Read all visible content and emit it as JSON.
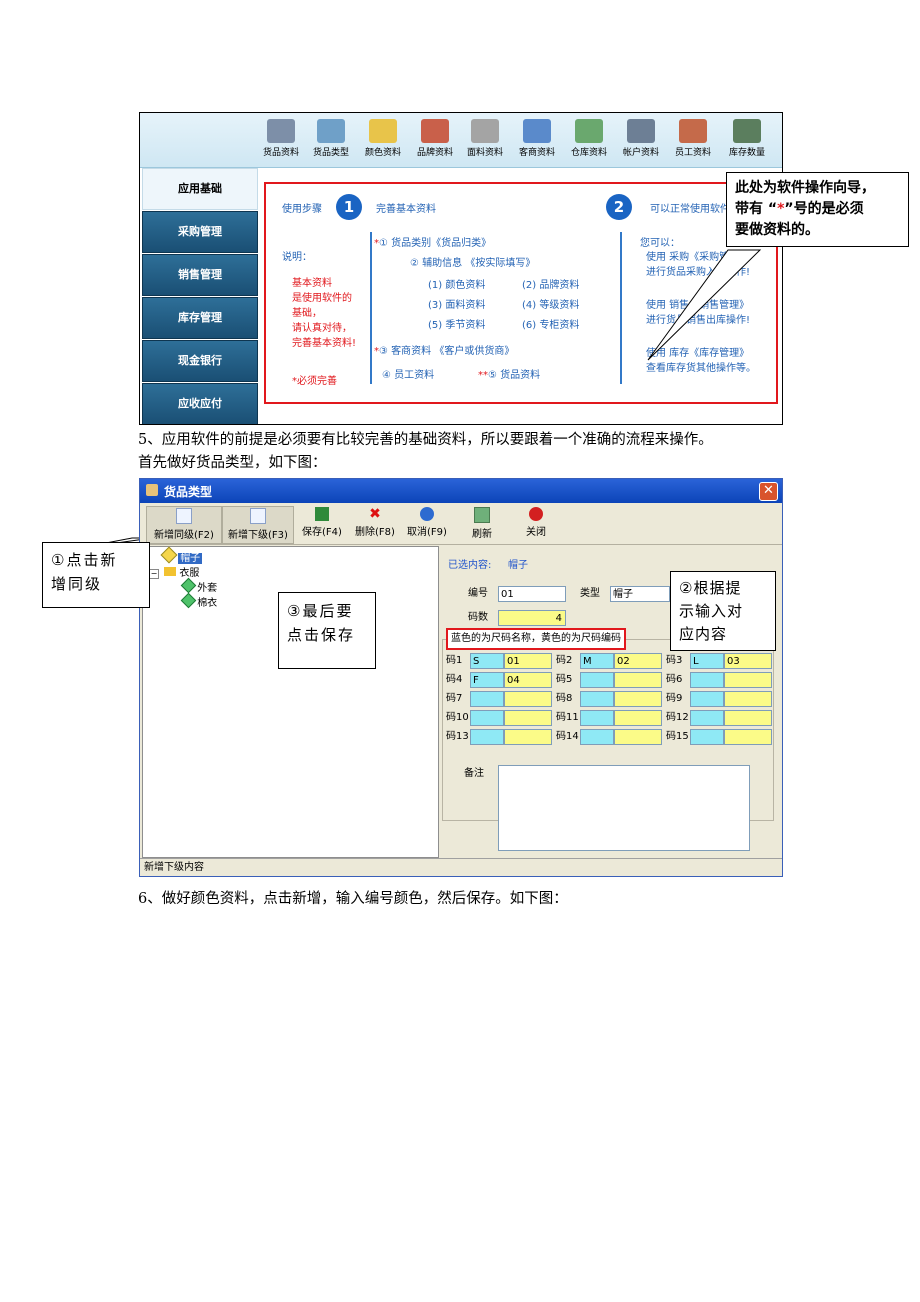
{
  "shot1": {
    "toolbar": [
      "货品资料",
      "货品类型",
      "颜色资料",
      "品牌资料",
      "面料资料",
      "客商资料",
      "仓库资料",
      "帐户资料",
      "员工资料",
      "库存数量"
    ],
    "nav": [
      "应用基础",
      "采购管理",
      "销售管理",
      "库存管理",
      "现金银行",
      "应收应付"
    ],
    "steps_label": "使用步骤",
    "step1_num": "1",
    "step1_text": "完善基本资料",
    "step2_num": "2",
    "step2_text": "可以正常使用软件",
    "note_title": "说明：",
    "note_lines": [
      "基本资料",
      "是使用软件的",
      "基础，",
      "请认真对待，",
      "完善基本资料!"
    ],
    "must_text": "必须完善",
    "star": "*",
    "double_star": "**",
    "item1": "① 货品类别《货品归类》",
    "item2": "② 辅助信息 《按实际填写》",
    "sub_items": [
      "(1) 颜色资料",
      "(2) 品牌资料",
      "(3) 面料资料",
      "(4) 等级资料",
      "(5) 季节资料",
      "(6) 专柜资料"
    ],
    "item3": "③ 客商资料 《客户或供货商》",
    "item4": "④ 员工资料",
    "item5": "⑤ 货品资料",
    "can_title": "您可以：",
    "can_lines": [
      "使用 采购《采购管理》",
      "进行货品采购入库操作!",
      "使用 销售《销售管理》",
      "进行货品销售出库操作!",
      "使用 库存《库存管理》",
      "查看库存货其他操作等。"
    ]
  },
  "callout1": {
    "line1": "此处为软件操作向导，",
    "line2a": "带有 “",
    "line2star": "*",
    "line2b": "”号的是必须",
    "line3": "要做资料的。"
  },
  "para5_line1": "5、应用软件的前提是必须要有比较完善的基础资料，所以要跟着一个准确的流程来操作。",
  "para5_line2": "首先做好货品类型，如下图：",
  "dialog": {
    "title": "货品类型",
    "close": "✕",
    "toolbar": [
      "新增同级(F2)",
      "新增下级(F3)",
      "保存(F4)",
      "删除(F8)",
      "取消(F9)",
      "刷新",
      "关闭"
    ],
    "tree": {
      "root1": "帽子",
      "root2": "衣服",
      "child1": "外套",
      "child2": "棉衣"
    },
    "selected_label": "已选内容:",
    "selected_value": "帽子",
    "code_label": "编号",
    "code_value": "01",
    "type_label": "类型",
    "type_value": "帽子",
    "count_label": "码数",
    "count_value": "4",
    "hint": "蓝色的为尺码名称，黄色的为尺码编码",
    "sizes": [
      {
        "label": "码1",
        "name": "S",
        "code": "01"
      },
      {
        "label": "码2",
        "name": "M",
        "code": "02"
      },
      {
        "label": "码3",
        "name": "L",
        "code": "03"
      },
      {
        "label": "码4",
        "name": "F",
        "code": "04"
      },
      {
        "label": "码5",
        "name": "",
        "code": ""
      },
      {
        "label": "码6",
        "name": "",
        "code": ""
      },
      {
        "label": "码7",
        "name": "",
        "code": ""
      },
      {
        "label": "码8",
        "name": "",
        "code": ""
      },
      {
        "label": "码9",
        "name": "",
        "code": ""
      },
      {
        "label": "码10",
        "name": "",
        "code": ""
      },
      {
        "label": "码11",
        "name": "",
        "code": ""
      },
      {
        "label": "码12",
        "name": "",
        "code": ""
      },
      {
        "label": "码13",
        "name": "",
        "code": ""
      },
      {
        "label": "码14",
        "name": "",
        "code": ""
      },
      {
        "label": "码15",
        "name": "",
        "code": ""
      }
    ],
    "remark_label": "备注",
    "status": "新增下级内容"
  },
  "callout_add": {
    "line1": "①点击新",
    "line2": "增同级"
  },
  "callout_save": {
    "line1": "③最后要",
    "line2": "点击保存"
  },
  "callout_input": {
    "line1": "②根据提",
    "line2": "示输入对",
    "line3": "应内容"
  },
  "para6": "6、做好颜色资料，点击新增，输入编号颜色，然后保存。如下图："
}
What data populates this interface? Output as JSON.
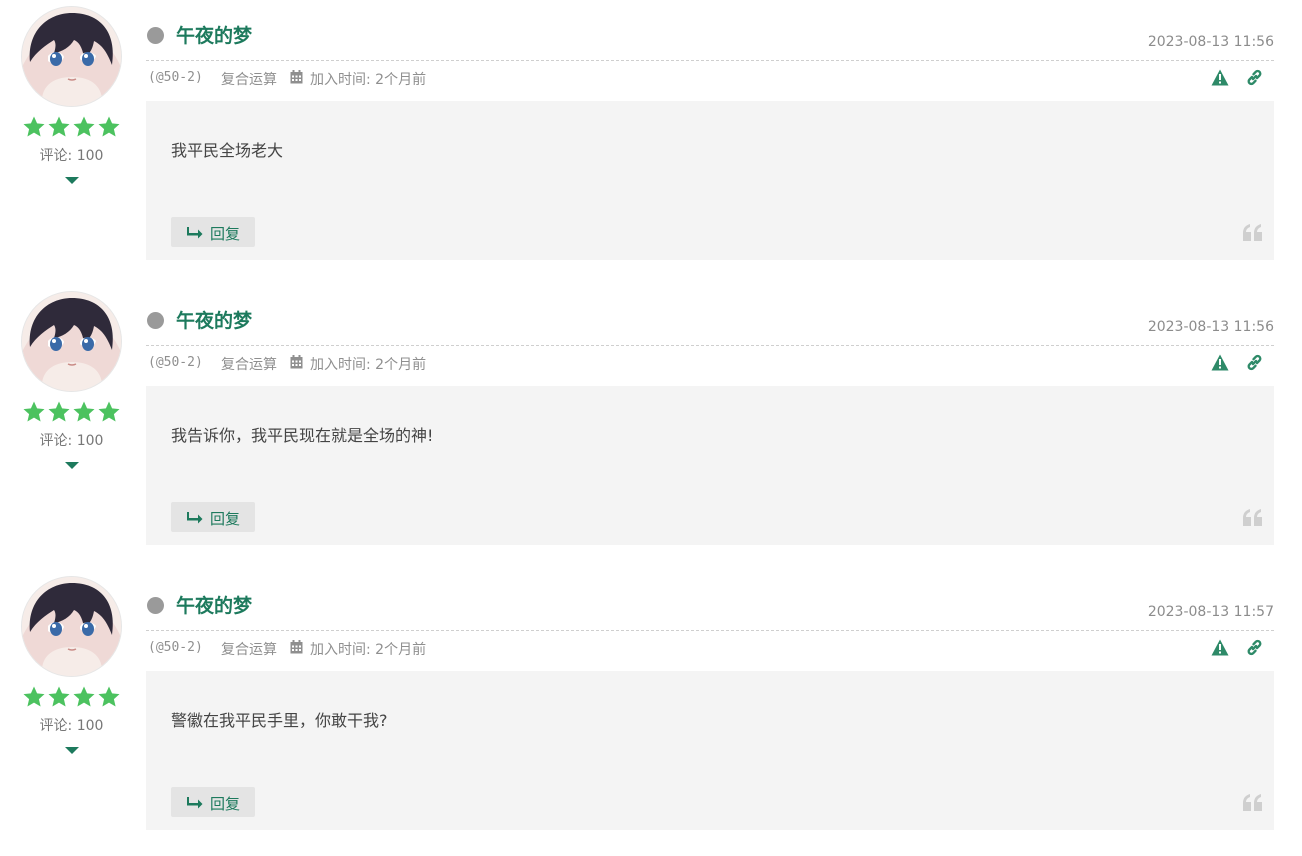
{
  "colors": {
    "accent": "#1d7a5d",
    "star": "#4cc25f",
    "status_dot": "#9a9a9a",
    "panel": "#f4f4f4"
  },
  "comments": [
    {
      "author": "午夜的梦",
      "time": "2023-08-13 11:56",
      "ua": "(@50-2)",
      "address": "复合运算",
      "joined": "加入时间: 2个月前",
      "text": "我平民全场老大",
      "rating_stars": 4,
      "comment_count": "评论: 100",
      "reply_label": "回复"
    },
    {
      "author": "午夜的梦",
      "time": "2023-08-13 11:56",
      "ua": "(@50-2)",
      "address": "复合运算",
      "joined": "加入时间: 2个月前",
      "text": "我告诉你，我平民现在就是全场的神!",
      "rating_stars": 4,
      "comment_count": "评论: 100",
      "reply_label": "回复"
    },
    {
      "author": "午夜的梦",
      "time": "2023-08-13 11:57",
      "ua": "(@50-2)",
      "address": "复合运算",
      "joined": "加入时间: 2个月前",
      "text": "警徽在我平民手里，你敢干我?",
      "rating_stars": 4,
      "comment_count": "评论: 100",
      "reply_label": "回复"
    }
  ],
  "icons": [
    "star-icon",
    "caret-down-icon",
    "calendar-icon",
    "warning-icon",
    "link-icon",
    "reply-arrow-icon",
    "quote-icon"
  ]
}
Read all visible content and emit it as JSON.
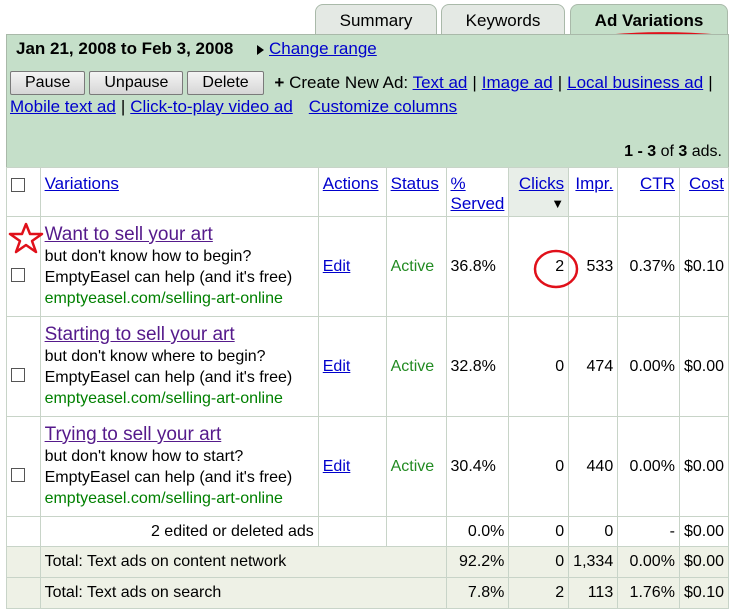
{
  "tabs": [
    {
      "label": "Summary"
    },
    {
      "label": "Keywords"
    },
    {
      "label": "Ad Variations"
    }
  ],
  "date_range": "Jan 21, 2008 to Feb 3, 2008",
  "change_range": "Change range",
  "buttons": {
    "pause": "Pause",
    "unpause": "Unpause",
    "delete": "Delete"
  },
  "create_new_ad": "Create New Ad:",
  "ad_links": {
    "text_ad": "Text ad",
    "image_ad": "Image ad",
    "local_business_ad": "Local business ad",
    "mobile_text_ad": "Mobile text ad",
    "click_to_play": "Click-to-play video ad",
    "customize_columns": "Customize columns"
  },
  "result_count": {
    "range": "1 - 3",
    "of": "of",
    "total": "3",
    "suffix": "ads."
  },
  "columns": {
    "variations": "Variations",
    "actions": "Actions",
    "status": "Status",
    "pct_served_1": "%",
    "pct_served_2": "Served",
    "clicks": "Clicks",
    "impr": "Impr.",
    "ctr": "CTR",
    "cost": "Cost"
  },
  "ads": [
    {
      "headline": "Want to sell your art",
      "line1": "but don't know how to begin?",
      "line2": "EmptyEasel can help (and it's free)",
      "url": "emptyeasel.com/selling-art-online",
      "action": "Edit",
      "status": "Active",
      "served": "36.8%",
      "clicks": "2",
      "impr": "533",
      "ctr": "0.37%",
      "cost": "$0.10"
    },
    {
      "headline": "Starting to sell your art",
      "line1": "but don't know where to begin?",
      "line2": "EmptyEasel can help (and it's free)",
      "url": "emptyeasel.com/selling-art-online",
      "action": "Edit",
      "status": "Active",
      "served": "32.8%",
      "clicks": "0",
      "impr": "474",
      "ctr": "0.00%",
      "cost": "$0.00"
    },
    {
      "headline": "Trying to sell your art",
      "line1": "but don't know how to start?",
      "line2": "EmptyEasel can help (and it's free)",
      "url": "emptyeasel.com/selling-art-online",
      "action": "Edit",
      "status": "Active",
      "served": "30.4%",
      "clicks": "0",
      "impr": "440",
      "ctr": "0.00%",
      "cost": "$0.00"
    }
  ],
  "edited_row": {
    "label": "2 edited or deleted ads",
    "served": "0.0%",
    "clicks": "0",
    "impr": "0",
    "ctr": "-",
    "cost": "$0.00"
  },
  "totals": [
    {
      "label": "Total: Text ads on content network",
      "served": "92.2%",
      "clicks": "0",
      "impr": "1,334",
      "ctr": "0.00%",
      "cost": "$0.00"
    },
    {
      "label": "Total: Text ads on search",
      "served": "7.8%",
      "clicks": "2",
      "impr": "113",
      "ctr": "1.76%",
      "cost": "$0.10"
    }
  ],
  "colors": {
    "panel": "#c5dfc9",
    "link": "#0000cc",
    "visited": "#551a8b",
    "url_green": "#008000",
    "annotation_red": "#e0101a"
  }
}
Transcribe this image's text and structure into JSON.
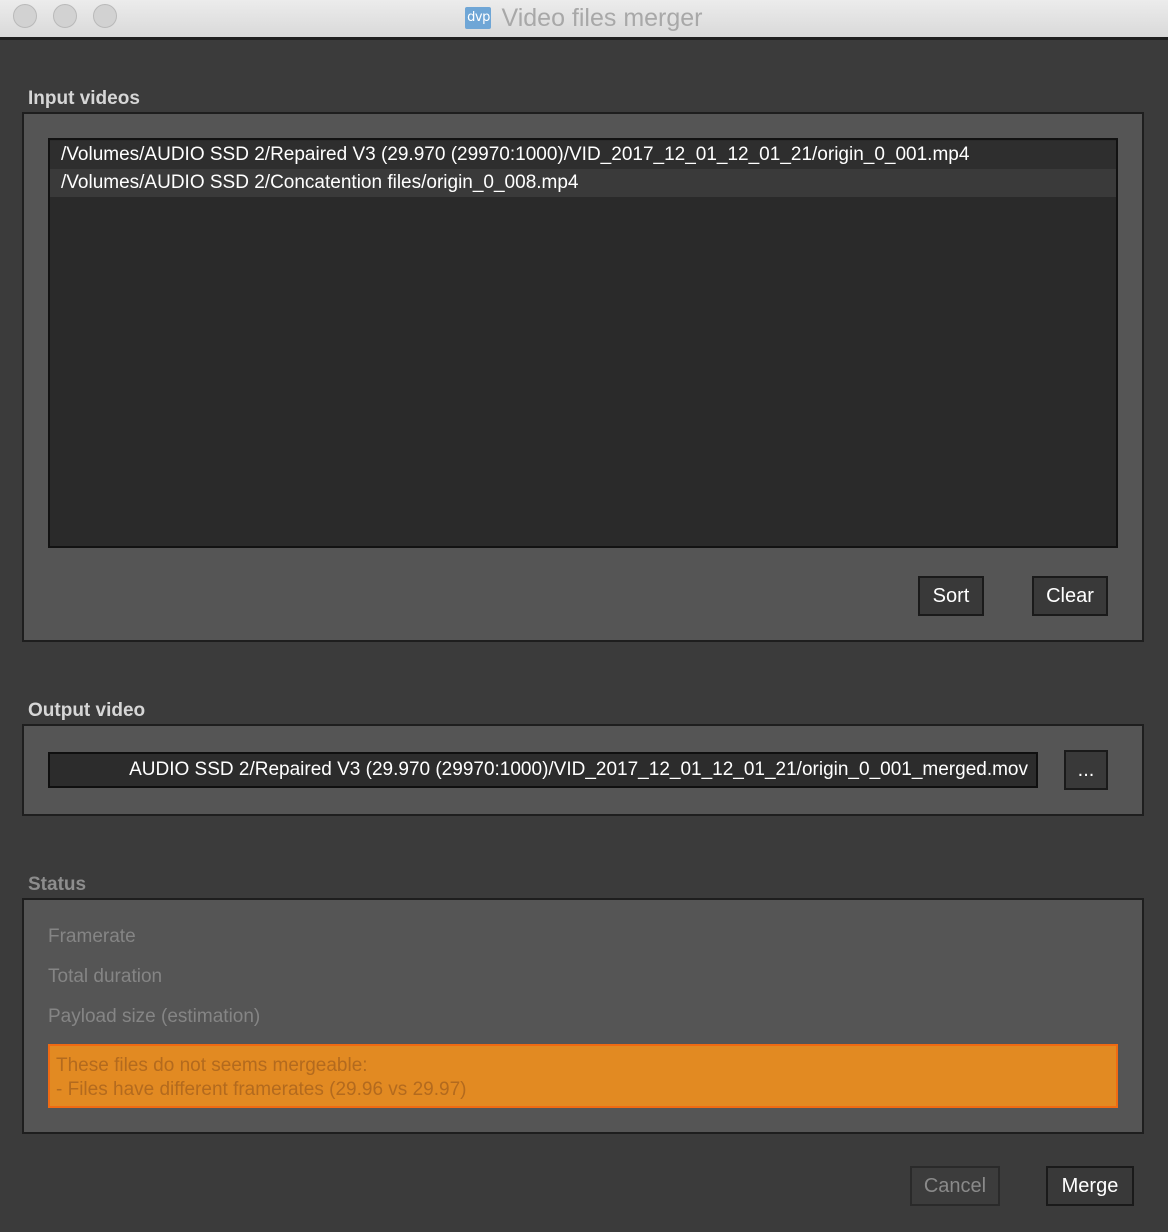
{
  "window": {
    "title": "Video files merger",
    "app_icon_text": "dvp"
  },
  "input_videos": {
    "label": "Input videos",
    "files": [
      "/Volumes/AUDIO SSD 2/Repaired V3 (29.970 (29970:1000)/VID_2017_12_01_12_01_21/origin_0_001.mp4",
      "/Volumes/AUDIO SSD 2/Concatention files/origin_0_008.mp4"
    ],
    "sort_label": "Sort",
    "clear_label": "Clear"
  },
  "output_video": {
    "label": "Output video",
    "path": "AUDIO SSD 2/Repaired V3 (29.970 (29970:1000)/VID_2017_12_01_12_01_21/origin_0_001_merged.mov",
    "browse_label": "..."
  },
  "status": {
    "label": "Status",
    "framerate_label": "Framerate",
    "duration_label": "Total duration",
    "payload_label": "Payload size (estimation)",
    "warning_line1": "These files do not seems mergeable:",
    "warning_line2": "- Files have different framerates (29.96 vs 29.97)"
  },
  "footer": {
    "cancel_label": "Cancel",
    "merge_label": "Merge"
  },
  "colors": {
    "background": "#3b3b3b",
    "panel": "#555555",
    "list_bg": "#2a2a2a",
    "warning_bg": "#e28a22"
  }
}
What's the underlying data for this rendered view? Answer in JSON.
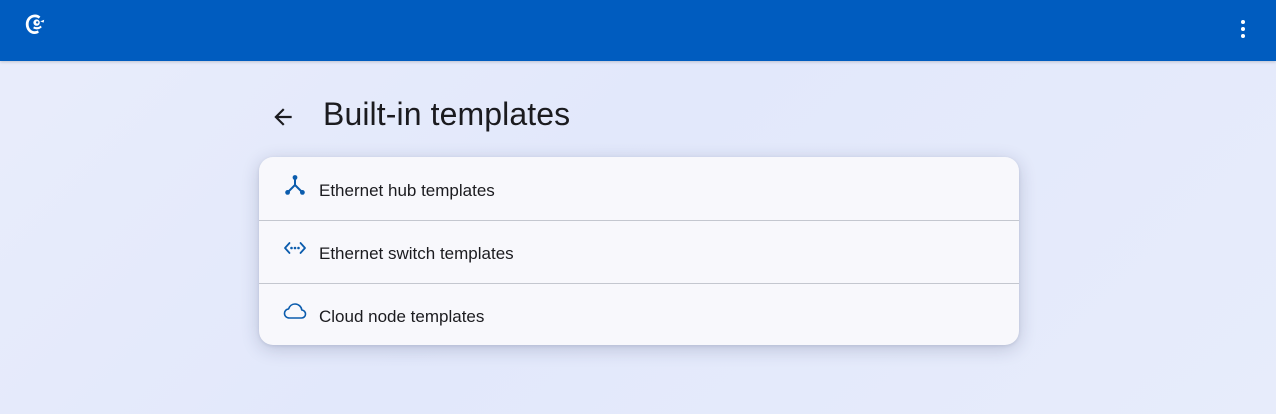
{
  "header": {
    "logo_icon": "gns3-chameleon-logo-icon",
    "menu_icon": "more-vert-icon",
    "bar_color": "#005cbf"
  },
  "page": {
    "back_icon": "arrow-back-icon",
    "title": "Built-in templates"
  },
  "templates": {
    "items": [
      {
        "label": "Ethernet hub templates",
        "icon": "hub-icon"
      },
      {
        "label": "Ethernet switch templates",
        "icon": "switch-icon"
      },
      {
        "label": "Cloud node templates",
        "icon": "cloud-icon"
      }
    ]
  },
  "colors": {
    "icon_accent": "#0b5cad",
    "text": "#1b1b1f"
  }
}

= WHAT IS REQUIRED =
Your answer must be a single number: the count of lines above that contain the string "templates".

= REPLY TO THE EXERCISE =
5